Life on the front line in the south west Pacific
Wednesday, 02 June 2010 15:02

The swimming pigs in Tokelau Islands
The Swimming pigs in Tokelau Islands

Despite being one of the least carbon-producing regions in the world, the southwest Pacific has been one of the first to suffer the consequences of global warming. In January 2000 the low-lying boomerang-shaped atoll nation of Tuvalu was one of the first to witness the dawn of the new millennium, and news reports all over the world carried iconic footage of a conch-blower heralding the new era on an island that will not exist by the end of the next century, let alone the next millennium.

Rising sea levels throughout the region are exacerbating the impact of tropical storms, which now occur with increasing frequency and intensity. Floods are contaminating the water table, food, and feed supplies, while salt from storm surges and "king tides" - as well as percolation up through porous coral atolls - is affecting arable land and fresh water supplies. Already, the government in Papua New Guinea has evacuated inhabitants of some of the country's smaller, low-lying islands to the mainland, and residents of Tuvalu - only 4.5m above sea level at its highest point - now erect their homes on stilts, where ten years ago they built on dry ground.

When islands are at risk, so are resident animals. "If the sea levels rise higher, some of these countries will be underwater. Where will the people and livestock go?" asks Nichol Nonga, animal production officer for the Secretariat for the Pacific Community (SPC), based in Fiji. It seems the Pacific islands are in the firing line of global warming and their uniquely-adapted animal life is at risk of becoming collateral damage.
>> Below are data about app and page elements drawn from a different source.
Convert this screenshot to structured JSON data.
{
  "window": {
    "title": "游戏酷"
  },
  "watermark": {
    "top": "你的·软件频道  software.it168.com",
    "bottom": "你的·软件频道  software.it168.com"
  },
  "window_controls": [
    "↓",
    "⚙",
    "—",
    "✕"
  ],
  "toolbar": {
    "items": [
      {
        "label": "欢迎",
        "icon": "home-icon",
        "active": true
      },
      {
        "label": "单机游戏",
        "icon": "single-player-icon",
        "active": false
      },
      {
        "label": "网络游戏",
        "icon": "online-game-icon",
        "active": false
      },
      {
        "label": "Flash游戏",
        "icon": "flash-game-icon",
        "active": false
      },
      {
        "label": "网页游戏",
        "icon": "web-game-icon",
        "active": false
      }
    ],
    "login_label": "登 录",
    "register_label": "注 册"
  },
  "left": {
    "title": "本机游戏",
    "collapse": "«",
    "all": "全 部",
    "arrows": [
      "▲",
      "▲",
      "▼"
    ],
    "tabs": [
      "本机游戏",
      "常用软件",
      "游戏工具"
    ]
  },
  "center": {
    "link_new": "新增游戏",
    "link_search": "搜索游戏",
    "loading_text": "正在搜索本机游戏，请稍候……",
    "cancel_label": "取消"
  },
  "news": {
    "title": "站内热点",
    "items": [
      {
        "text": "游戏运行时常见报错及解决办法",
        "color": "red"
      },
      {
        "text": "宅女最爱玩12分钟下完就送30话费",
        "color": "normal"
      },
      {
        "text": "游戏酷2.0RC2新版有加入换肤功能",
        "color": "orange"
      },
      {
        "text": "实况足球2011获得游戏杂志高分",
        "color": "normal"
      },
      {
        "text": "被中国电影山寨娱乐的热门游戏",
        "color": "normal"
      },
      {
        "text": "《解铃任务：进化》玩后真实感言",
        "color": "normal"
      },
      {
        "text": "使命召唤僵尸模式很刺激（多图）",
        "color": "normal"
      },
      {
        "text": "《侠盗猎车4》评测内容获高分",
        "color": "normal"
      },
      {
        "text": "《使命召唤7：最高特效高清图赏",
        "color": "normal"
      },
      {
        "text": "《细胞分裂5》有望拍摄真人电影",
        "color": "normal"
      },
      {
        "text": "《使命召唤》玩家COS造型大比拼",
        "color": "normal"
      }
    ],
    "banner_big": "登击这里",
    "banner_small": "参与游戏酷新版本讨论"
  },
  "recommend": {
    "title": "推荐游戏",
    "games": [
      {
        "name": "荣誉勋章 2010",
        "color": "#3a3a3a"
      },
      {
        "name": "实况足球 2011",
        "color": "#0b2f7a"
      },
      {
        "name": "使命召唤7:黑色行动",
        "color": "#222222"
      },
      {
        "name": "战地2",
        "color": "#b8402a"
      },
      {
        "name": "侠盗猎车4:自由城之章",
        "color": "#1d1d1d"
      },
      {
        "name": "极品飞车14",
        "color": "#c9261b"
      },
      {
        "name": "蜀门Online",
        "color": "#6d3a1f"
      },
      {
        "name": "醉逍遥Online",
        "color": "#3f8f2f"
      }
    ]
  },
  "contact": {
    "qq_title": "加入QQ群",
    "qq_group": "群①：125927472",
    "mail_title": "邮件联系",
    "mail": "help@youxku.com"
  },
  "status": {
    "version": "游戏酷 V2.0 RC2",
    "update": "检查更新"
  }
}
Pigs might swim

The islands of the southwest Pacific have a high degree of animal endemism, with human and natural selection taking place in very distinct and geographically limited areas. As a result, there are thought to be numerous undocumented breeds well-adapted to life on the islands. "The main problem at the moment is that we don't know what there is," Nonga admits. "We have a pilot project running that should end this year, which will produce an inventory on pigs and poultry breeds in four countries - Fiji, Tonga, Samoa and Niue - but only four." The fact that the southwest Pacific comprises 22 island nations and territories spread across 180 million sq km of ocean gives an idea of the scale of what is certainly a daunting task.

The Samoan chicken is well-suited to the tropical climate and village life.

Independent studies have already uncovered breeds with unique characteristics, for example, the "swimming pigs" of the Tokelau Islands, near Samoa. These unusual free-range indigenous swine have adapted to taking a daily dip in the ocean and scavenging for food on the reefs at low tide. They can even drink seawater. There are also millions of robust free-range poultry across the Pacific islands - like the Samoan chicken ("Moa Samoa") found throughout Samoa, which has remarkable resilience to the tropical climate and village conditions. Attempts to introduce exotic breeds such as Leghorns, Rhode Island Reds and Black Australorps to improve egg production have failed as the introduced birds were unable to survive. But climate change requires even faster adaptation, putting great pressure on otherwise hardy breeds. As Nonga sees it, "The question is, will climate change give breeds enough time to adapt to the new conditions?"

Small beginnings

Like the "swimming pigs" of Tokelau and the Moa Samoa, many animals in the region are either feral or free-range. While this is a great strength when it comes to their ability to adapt, it is also a great weakness when it becomes very difficult for research teams to carry out the inventories needed in order to establish official conservation programmes. It also makes it hard to contain disease outbreaks and, as well as his concerns over climate change, Nonga is worried that a devastating pandemic like avian flu, for example, could wipe out an island's entire poultry population in one fell swoop.

At the heart of the issue is money. Characterisation studies are time consuming and therefore expensive, but without them there is no way to protect the animals. "The pressure is on," continues Nonga. "Funding is a big problem for us - we need to extend the inventory and characterisation work to other countries, conserve breeds and establish institutions to do this." While some financial support for the current pilot project has come from Australia and FAO, Nonga feels that national governments in the region are not giving conservation of animal genetic resources enough attention. "We need to make it a priority, and we need to do this urgently because, if we lose these breeds, we will lose them forever."

(Original article Neil Palmer)